## THE TASK
How many lines in the records below contain "this"? Answer with the number alone.

===== DATASET EXTRACT =====

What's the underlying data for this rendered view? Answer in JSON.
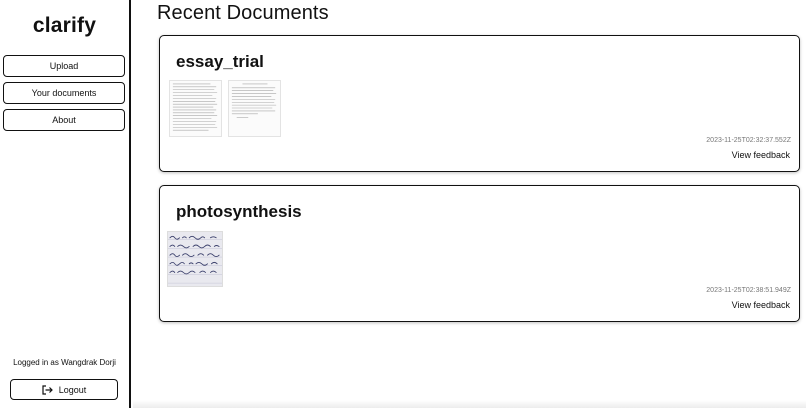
{
  "sidebar": {
    "brand": "clarify",
    "nav": {
      "upload": "Upload",
      "documents": "Your documents",
      "about": "About"
    },
    "logged_in_text": "Logged in as Wangdrak Dorji",
    "logout_label": "Logout",
    "logout_icon": "logout-icon"
  },
  "main": {
    "title": "Recent Documents",
    "documents": [
      {
        "title": "essay_trial",
        "timestamp": "2023-11-25T02:32:37.552Z",
        "action": "View feedback",
        "thumbnail": "typed-pages"
      },
      {
        "title": "photosynthesis",
        "timestamp": "2023-11-25T02:38:51.949Z",
        "action": "View feedback",
        "thumbnail": "handwritten-note"
      }
    ]
  }
}
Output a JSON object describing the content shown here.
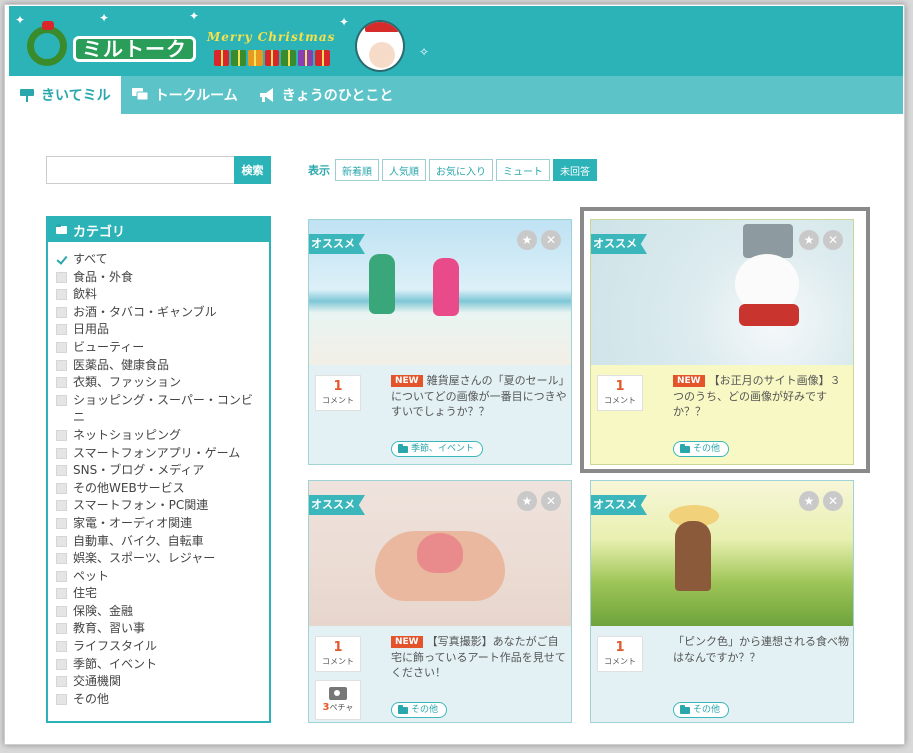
{
  "header": {
    "logo_text": "ミルトーク",
    "banner_text": "Merry Christmas"
  },
  "nav": {
    "tabs": [
      {
        "label": "きいてミル",
        "icon": "pin-icon",
        "active": true
      },
      {
        "label": "トークルーム",
        "icon": "chat-icon",
        "active": false
      },
      {
        "label": "きょうのひとこと",
        "icon": "megaphone-icon",
        "active": false
      }
    ]
  },
  "search": {
    "placeholder": "",
    "button_label": "検索"
  },
  "category": {
    "title": "カテゴリ",
    "items": [
      {
        "label": "すべて",
        "checked": true
      },
      {
        "label": "食品・外食",
        "checked": false
      },
      {
        "label": "飲料",
        "checked": false
      },
      {
        "label": "お酒・タバコ・ギャンブル",
        "checked": false
      },
      {
        "label": "日用品",
        "checked": false
      },
      {
        "label": "ビューティー",
        "checked": false
      },
      {
        "label": "医薬品、健康食品",
        "checked": false
      },
      {
        "label": "衣類、ファッション",
        "checked": false
      },
      {
        "label": "ショッピング・スーパー・コンビニ",
        "checked": false
      },
      {
        "label": "ネットショッピング",
        "checked": false
      },
      {
        "label": "スマートフォンアプリ・ゲーム",
        "checked": false
      },
      {
        "label": "SNS・ブログ・メディア",
        "checked": false
      },
      {
        "label": "その他WEBサービス",
        "checked": false
      },
      {
        "label": "スマートフォン・PC関連",
        "checked": false
      },
      {
        "label": "家電・オーディオ関連",
        "checked": false
      },
      {
        "label": "自動車、バイク、自転車",
        "checked": false
      },
      {
        "label": "娯楽、スポーツ、レジャー",
        "checked": false
      },
      {
        "label": "ペット",
        "checked": false
      },
      {
        "label": "住宅",
        "checked": false
      },
      {
        "label": "保険、金融",
        "checked": false
      },
      {
        "label": "教育、習い事",
        "checked": false
      },
      {
        "label": "ライフスタイル",
        "checked": false
      },
      {
        "label": "季節、イベント",
        "checked": false
      },
      {
        "label": "交通機関",
        "checked": false
      },
      {
        "label": "その他",
        "checked": false
      }
    ]
  },
  "filter": {
    "label": "表示",
    "buttons": [
      {
        "label": "新着順",
        "active": false
      },
      {
        "label": "人気順",
        "active": false
      },
      {
        "label": "お気に入り",
        "active": false
      },
      {
        "label": "ミュート",
        "active": false
      },
      {
        "label": "未回答",
        "active": true
      }
    ]
  },
  "cards": [
    {
      "ribbon": "オススメ",
      "comment_count": "1",
      "comment_label": "コメント",
      "is_new": true,
      "new_label": "NEW",
      "title": "雑貨屋さんの「夏のセール」についてどの画像が一番目につきやすいでしょうか？？",
      "tag": "季節、イベント",
      "image": "beach-jump-photo",
      "highlighted": false
    },
    {
      "ribbon": "オススメ",
      "comment_count": "1",
      "comment_label": "コメント",
      "is_new": true,
      "new_label": "NEW",
      "title": "【お正月のサイト画像】３つのうち、どの画像が好みですか？？",
      "tag": "その他",
      "image": "snowman-photo",
      "highlighted": true
    },
    {
      "ribbon": "オススメ",
      "comment_count": "1",
      "comment_label": "コメント",
      "is_new": true,
      "new_label": "NEW",
      "title": "【写真撮影】あなたがご自宅に飾っているアート作品を見せてください！",
      "tag": "その他",
      "image": "hands-heart-photo",
      "photo_count": "3",
      "photo_label": "ペチャ",
      "highlighted": false
    },
    {
      "ribbon": "オススメ",
      "comment_count": "1",
      "comment_label": "コメント",
      "is_new": false,
      "new_label": "",
      "title": "「ピンク色」から連想される食べ物はなんですか？？",
      "tag": "その他",
      "image": "field-girl-photo",
      "highlighted": false
    }
  ],
  "colors": {
    "brand": "#2bb3b8",
    "new_badge": "#e3542b",
    "highlight": "#f8f8c4"
  }
}
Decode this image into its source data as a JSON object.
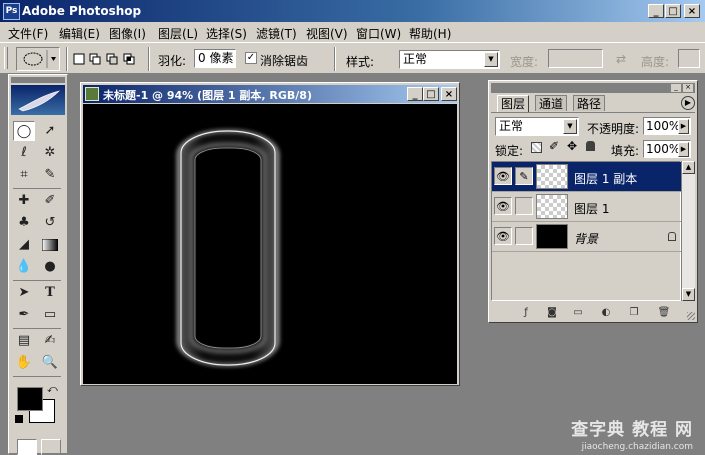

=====

## EXERCISE OUTPUT
2